Many creative, sensitive, intense and/or gifted teens and adults sometimes feel they are misfits.
One example was John Lennon – he once said:
“There was something wrong with me, I thought, because I seemed to see things other people didn’t see.”
Here is more from a magazine interview with Lennon:
Playboy: How about “Strawberry Fields Forever?” … And the lyrics, for instance: “Living is easy—- ”
John Lennon: [Singing] “With eyes closed. Misunderstanding all you see.”
It still goes, doesn’t it? Aren’t I saying exactly the same thing now?
The awareness apparently trying to be expressed is — let’s say in one way I was always hip. I was hip in kindergarten. I was different from the others. I was different all my life.
The second verse goes, “No one I think is in my tree.”
Well, I was too shy and self-doubting. Nobody seems to be as hip as me is what I was saying.
Therefore, I must be crazy or a genius — “I mean it must be high or low,” the next line.
There was something wrong with me, I thought, because I seemed to see things other people didn’t see.
I thought I was crazy or an egomaniac for claiming to see things other people didn’t see.
As a child, I would say, “But this is going on!” and everybody would look at me as if I was crazy.
I always was so psychic or intuitive or poetic or whatever you want to call it, that I was always seeing things in a hallucinatory way.
It was scary as a child, because there was nobody to relate to. Neither my auntie nor my friends nor anybody could ever see what I did.
It was very, very scary and the only contact I had was reading about an Oscar Wilde or a Dylan Thomas or a Vincent van Gogh — all those books that my auntie had that talked about their suffering because of their visions.
Because of what they saw, they were tortured by society for trying to express what they were.
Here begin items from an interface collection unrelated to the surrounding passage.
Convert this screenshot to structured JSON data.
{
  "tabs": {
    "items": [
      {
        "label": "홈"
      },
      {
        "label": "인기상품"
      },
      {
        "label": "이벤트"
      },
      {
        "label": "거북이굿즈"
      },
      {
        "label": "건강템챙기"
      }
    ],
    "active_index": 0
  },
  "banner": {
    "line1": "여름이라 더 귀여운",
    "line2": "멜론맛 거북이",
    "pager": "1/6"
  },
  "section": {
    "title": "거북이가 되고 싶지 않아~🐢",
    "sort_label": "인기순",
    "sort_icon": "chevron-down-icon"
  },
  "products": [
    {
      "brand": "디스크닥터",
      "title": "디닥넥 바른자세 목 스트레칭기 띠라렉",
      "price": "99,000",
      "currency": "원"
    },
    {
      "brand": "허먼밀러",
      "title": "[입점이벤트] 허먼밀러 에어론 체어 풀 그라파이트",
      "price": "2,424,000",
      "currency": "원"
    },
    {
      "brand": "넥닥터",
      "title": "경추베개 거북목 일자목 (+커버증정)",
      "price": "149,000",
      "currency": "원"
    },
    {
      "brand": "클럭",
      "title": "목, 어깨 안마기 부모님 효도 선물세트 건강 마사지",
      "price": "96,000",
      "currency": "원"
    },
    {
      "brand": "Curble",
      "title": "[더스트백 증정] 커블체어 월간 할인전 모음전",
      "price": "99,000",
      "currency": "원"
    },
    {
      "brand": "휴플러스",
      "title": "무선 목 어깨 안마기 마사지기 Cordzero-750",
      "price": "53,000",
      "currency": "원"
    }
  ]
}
I saw loneliness.
Therapist Sharon Barnes works with creative, sensitive, intense and/or gifted teens and adults, and hears from many of them statements like Lennon made.
“Emotional characteristics of creative people”
Learn about her home-study HSP-GT-2E Social & Emotional Empowerment Program in article:
She comments, “In my counseling office talking to people face to face across the room and as I’m at my computer connecting with people around the world, I hear so many people who feel discouraged and feel like a misfit, like they don’t belong because of their characteristics.
“Some even tell me that they feel like they’re aliens from a different planet.
“I’ve begun to hear it more and more and more and I’m no longer surprised at the people who tell me this – I’m saddened yes but that’s one of the reasons that I’m here is that there’s so many people who feel like a misfit and feel like an alien – people with these important characteristics that we really need.”
The Program will “help your CASIGY™ family become skilled ACES in Coping with Asynchrony, Increasing Social Skills, Developing Emotional Resilience and Improving Self-esteem.”
[CASIGY™ = Creative, Acutely Aware, Super-Sensitive, Intense and/or Gifted You’s.]
I was kind of a misfit little kid and bullied at school.” – Sara Bareilles
Not fitting in with others and feeling weird is a common experience for many of us.
A number of artists have found creative work is a way to express their unique personalities and talents, and feel accepted.
Singer-songwriter, actress and author Sara Bareilles made her Broadway performing debut as Jenna in the musical Waitress.
She also composed music and wrote lyrics for the show, earning a Tony Award nomination for Best Original Score in 2016, and a Grammy nomination for Best Musical Theatre Album.
An article notes she grew up in a theatre-loving home.
“My mom and my sisters were all very involved in community theatre, and so I would go as a little girl, and I’m much younger, nine years younger than my oldest sister and six years younger than my middle sister,” says Bareilles.
“I would go and see their productions and just couldn’t wait to get onstage.
“I was kind of a misfit little kid and bullied at school, so finding the theatrical community was a great home for me very early on.
“It’s where I felt like I could really be myself and be the little weirdo I was and not be judged for it.”
See more in article
Do you feel like a misfit as a creative person?
More from John Lennon
“I’m not going to change the way I look or the way I feel to conform to anything.
“I’ve always been a freak.. all my life and I have to live with that, you know…
“Part of me suspects that I’m a loser, and the other part of me thinks I’m God Almighty.
“You’re just left with yourself all the time, whatever you do anyway. You’ve got to get down to your own God in your own temple. It’s all down to you, mate.” [From brainyquote.com]
Related bio: Lennon Revealed by Larry Kane.
See more quotes by John Lennon and other highly talented and creative people on the page:
Talented, But Insecure – How To Gain Confidence
Feeling like a freak
Lady Gaga said she “felt like freak” in high school, and creates music for her fans who want a “freak to hang out with.”
She admits it took her a long time to be okay with how she is, and get beyond needing to fit in, or be like everyone else – “but not really” wanting to be…
“Sometimes you don’t feel like a winner, but that doesn’t mean you aren’t a winner.”
From my article Identity and Being Creative.
She was identified as a gifted adolescent, and at age 17 achieved early admission to New York University’s Tisch School of the Arts.